I think a lot can be learned from Stella’s quotation above. No one wants to have an injury, much less an injury as serious and career threatening as Stella’s, but a surprising amount of good can come from an injury.
Firstly, as Stella mentions in the her final sentence above, there is a much greater appreciation for the activity. You really don’t understand how much something means to you until there is the possibility of its disappearance. It’s like the old song, “Don’t ya love her as she’s walking out the door” (anyone?).
My moments of abandon now give me greater joy. Ah, I like this. This is one of the key points to CrossFit and physical training. Moments of abandon. For most people, constructive moments of abandon are few and far between. This is one of those non-physical benefits to physical training that is sometimes mentioned, but not always for fear of appearing too New Ageish or not macho. After all, we lift big weights and ‘do’ the girls.

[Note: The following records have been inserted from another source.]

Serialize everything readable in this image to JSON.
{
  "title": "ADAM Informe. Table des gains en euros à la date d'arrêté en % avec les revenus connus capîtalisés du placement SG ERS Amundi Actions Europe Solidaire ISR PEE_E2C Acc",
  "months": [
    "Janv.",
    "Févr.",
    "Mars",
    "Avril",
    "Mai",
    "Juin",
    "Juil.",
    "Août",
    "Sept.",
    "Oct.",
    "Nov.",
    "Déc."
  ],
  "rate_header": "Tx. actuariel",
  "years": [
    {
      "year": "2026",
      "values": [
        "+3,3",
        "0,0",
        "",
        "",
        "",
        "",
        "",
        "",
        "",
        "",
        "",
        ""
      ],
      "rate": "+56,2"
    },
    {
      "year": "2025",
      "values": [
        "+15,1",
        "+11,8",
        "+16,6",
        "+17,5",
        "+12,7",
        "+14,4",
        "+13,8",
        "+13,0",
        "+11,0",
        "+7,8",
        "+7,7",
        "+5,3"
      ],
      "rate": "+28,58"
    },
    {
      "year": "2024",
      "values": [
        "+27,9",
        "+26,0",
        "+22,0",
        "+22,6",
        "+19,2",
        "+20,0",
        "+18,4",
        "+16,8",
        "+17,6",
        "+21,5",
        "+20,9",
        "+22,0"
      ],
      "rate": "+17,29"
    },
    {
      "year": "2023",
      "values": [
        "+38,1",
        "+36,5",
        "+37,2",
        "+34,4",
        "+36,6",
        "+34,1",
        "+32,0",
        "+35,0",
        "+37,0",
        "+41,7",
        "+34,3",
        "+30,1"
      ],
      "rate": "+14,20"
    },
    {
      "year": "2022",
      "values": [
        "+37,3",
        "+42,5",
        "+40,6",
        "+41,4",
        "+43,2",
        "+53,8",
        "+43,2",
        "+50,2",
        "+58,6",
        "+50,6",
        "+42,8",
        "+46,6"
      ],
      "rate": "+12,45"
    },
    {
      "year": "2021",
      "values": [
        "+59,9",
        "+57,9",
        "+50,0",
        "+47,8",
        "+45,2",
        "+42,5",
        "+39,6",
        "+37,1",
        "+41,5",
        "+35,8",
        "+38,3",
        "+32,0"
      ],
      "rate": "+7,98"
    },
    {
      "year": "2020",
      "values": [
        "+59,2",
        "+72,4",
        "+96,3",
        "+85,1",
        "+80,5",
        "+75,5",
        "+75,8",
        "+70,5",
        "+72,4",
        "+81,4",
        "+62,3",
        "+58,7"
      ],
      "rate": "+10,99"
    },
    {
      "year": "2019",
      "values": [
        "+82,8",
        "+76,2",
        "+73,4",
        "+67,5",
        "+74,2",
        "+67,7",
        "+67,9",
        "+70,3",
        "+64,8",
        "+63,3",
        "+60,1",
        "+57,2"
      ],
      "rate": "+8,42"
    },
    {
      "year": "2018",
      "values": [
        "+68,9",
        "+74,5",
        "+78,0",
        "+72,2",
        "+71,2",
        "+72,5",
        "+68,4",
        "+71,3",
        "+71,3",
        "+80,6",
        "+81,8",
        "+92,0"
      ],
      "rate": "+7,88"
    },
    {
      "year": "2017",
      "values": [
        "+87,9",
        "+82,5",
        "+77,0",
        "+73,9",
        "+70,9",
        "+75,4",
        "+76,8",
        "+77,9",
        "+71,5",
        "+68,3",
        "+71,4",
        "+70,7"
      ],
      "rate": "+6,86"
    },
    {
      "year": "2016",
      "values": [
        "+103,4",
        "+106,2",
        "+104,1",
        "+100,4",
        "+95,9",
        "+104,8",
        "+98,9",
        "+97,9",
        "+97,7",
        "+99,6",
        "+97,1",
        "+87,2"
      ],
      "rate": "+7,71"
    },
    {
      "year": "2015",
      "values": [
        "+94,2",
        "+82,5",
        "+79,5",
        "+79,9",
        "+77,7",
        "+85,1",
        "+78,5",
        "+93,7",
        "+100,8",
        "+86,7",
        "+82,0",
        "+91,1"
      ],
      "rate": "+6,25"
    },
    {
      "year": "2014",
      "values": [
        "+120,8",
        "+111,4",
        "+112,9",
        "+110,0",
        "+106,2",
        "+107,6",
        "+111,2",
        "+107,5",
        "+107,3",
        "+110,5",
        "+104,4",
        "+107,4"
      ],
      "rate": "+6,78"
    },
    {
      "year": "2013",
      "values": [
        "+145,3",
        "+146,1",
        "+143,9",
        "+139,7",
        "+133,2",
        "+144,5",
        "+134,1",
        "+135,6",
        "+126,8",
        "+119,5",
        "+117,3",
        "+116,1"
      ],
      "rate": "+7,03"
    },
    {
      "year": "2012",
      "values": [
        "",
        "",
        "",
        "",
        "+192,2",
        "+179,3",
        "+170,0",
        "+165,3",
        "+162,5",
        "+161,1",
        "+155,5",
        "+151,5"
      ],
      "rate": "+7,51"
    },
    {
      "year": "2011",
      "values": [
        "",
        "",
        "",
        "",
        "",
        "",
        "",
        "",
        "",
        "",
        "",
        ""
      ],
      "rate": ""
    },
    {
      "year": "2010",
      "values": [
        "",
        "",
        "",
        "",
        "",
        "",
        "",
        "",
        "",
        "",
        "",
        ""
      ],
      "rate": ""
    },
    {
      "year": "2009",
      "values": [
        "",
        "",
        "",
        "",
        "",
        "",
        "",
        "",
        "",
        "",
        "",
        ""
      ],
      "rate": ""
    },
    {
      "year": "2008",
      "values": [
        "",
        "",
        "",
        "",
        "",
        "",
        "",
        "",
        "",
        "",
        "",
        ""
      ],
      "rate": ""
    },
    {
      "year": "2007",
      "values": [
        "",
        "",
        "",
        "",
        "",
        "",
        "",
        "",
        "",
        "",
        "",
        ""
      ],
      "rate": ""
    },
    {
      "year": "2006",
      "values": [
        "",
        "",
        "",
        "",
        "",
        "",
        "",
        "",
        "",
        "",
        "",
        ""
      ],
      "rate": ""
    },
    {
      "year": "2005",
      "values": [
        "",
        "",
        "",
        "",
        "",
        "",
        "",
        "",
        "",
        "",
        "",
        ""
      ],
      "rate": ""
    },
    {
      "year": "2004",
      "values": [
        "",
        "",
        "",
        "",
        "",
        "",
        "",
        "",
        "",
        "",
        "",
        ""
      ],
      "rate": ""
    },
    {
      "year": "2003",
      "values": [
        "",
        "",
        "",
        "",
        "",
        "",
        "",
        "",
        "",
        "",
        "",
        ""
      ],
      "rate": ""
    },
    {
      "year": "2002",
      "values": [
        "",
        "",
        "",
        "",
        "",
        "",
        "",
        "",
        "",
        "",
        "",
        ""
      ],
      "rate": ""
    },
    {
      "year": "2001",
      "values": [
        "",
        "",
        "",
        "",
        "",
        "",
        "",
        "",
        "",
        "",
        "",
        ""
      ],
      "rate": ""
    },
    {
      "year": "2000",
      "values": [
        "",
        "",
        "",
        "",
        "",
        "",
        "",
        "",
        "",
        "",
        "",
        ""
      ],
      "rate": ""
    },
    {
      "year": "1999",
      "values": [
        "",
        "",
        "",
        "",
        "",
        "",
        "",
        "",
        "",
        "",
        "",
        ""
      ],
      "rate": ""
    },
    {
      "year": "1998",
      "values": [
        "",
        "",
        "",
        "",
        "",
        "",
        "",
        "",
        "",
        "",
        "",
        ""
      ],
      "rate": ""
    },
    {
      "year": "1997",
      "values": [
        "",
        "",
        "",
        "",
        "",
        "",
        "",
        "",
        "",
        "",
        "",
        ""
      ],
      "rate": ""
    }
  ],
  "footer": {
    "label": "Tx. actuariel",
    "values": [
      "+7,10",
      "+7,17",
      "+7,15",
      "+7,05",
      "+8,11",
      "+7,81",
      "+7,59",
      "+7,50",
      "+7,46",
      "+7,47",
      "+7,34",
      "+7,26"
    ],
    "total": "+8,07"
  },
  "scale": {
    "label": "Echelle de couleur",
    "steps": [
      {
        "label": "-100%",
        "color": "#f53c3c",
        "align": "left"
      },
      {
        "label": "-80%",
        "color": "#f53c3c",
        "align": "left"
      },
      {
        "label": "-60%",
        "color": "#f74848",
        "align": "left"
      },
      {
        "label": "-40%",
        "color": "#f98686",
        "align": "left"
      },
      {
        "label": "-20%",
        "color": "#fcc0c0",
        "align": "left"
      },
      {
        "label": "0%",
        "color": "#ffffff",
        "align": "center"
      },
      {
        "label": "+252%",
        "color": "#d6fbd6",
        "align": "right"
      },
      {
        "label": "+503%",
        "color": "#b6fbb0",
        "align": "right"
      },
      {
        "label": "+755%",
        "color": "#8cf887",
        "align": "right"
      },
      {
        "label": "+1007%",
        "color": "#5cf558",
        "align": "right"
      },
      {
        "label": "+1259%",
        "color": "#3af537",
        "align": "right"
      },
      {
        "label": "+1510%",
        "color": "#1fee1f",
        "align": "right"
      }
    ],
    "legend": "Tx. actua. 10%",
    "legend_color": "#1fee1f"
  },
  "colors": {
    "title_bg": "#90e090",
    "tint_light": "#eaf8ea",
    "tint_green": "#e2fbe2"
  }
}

Deep in a WOD, however, it’s not your mind that keeps you going.
But it is the first part of her quotation that I think has especial meaning to CrossFitters. Stella’s injury has made her more analytical of her movement. It has improved her already excellent technique. An injury forces you to find ways to compensate for that injury. It also forces you to ensure that the injury does not happen again. All this necessitates a deeper understanding of the technique specifically and of human movement in general. And any such deeper understanding of a specific technique, much less human movement, cannot help but have dramatic carryover to everything in CrossFit, as well as everyday life and movement.
Last year I struggled with painful knee tendonitis in both knees, in fact I unfortunately still do a bit. While I am not happy with the tendonitis, having it has given me a greater insight into the mechanics of the squat and other lifts. As a result of my incredibly touchy knees, my squat has dramatically improved. Since I cannot afford to let good form slack at all, as there is no wiggle room for sloppiness with my knees, my technique is much stronger. And that has made me much stronger. All my lifts are up–back squat, front squat, overhead squat, deadlift. And that directly translates into a heavier clean and snatch.
The tendonitis has cast everything I do with my lower body, from the setup and pull of a clean to getting out of a car, in a new light. Thinking constantly how to lessen the stress upon my knees has made my movement much more efficient. It has also made me a better coach, with a sharper eye for flaws and inconsistencies in my athletes, a more knowledgeable understanding of the weaknesses behind them and the implementation of their fixes.
I can only imagine the awareness of technique and movement that Stella, a professional athlete since she was a teenager, now has. The joy that she feels in her movement and dance, however, can be felt much more readily as it is endemic, should be endemic, to all of us.
Please post your thoughts to Comments.
1 Jerk 90% 1RM
On the minute for 10 minutes.
20 Russian Kettlebell Swings
Use a weight heavier than Helen weight, such as 72# for men and 53# for women.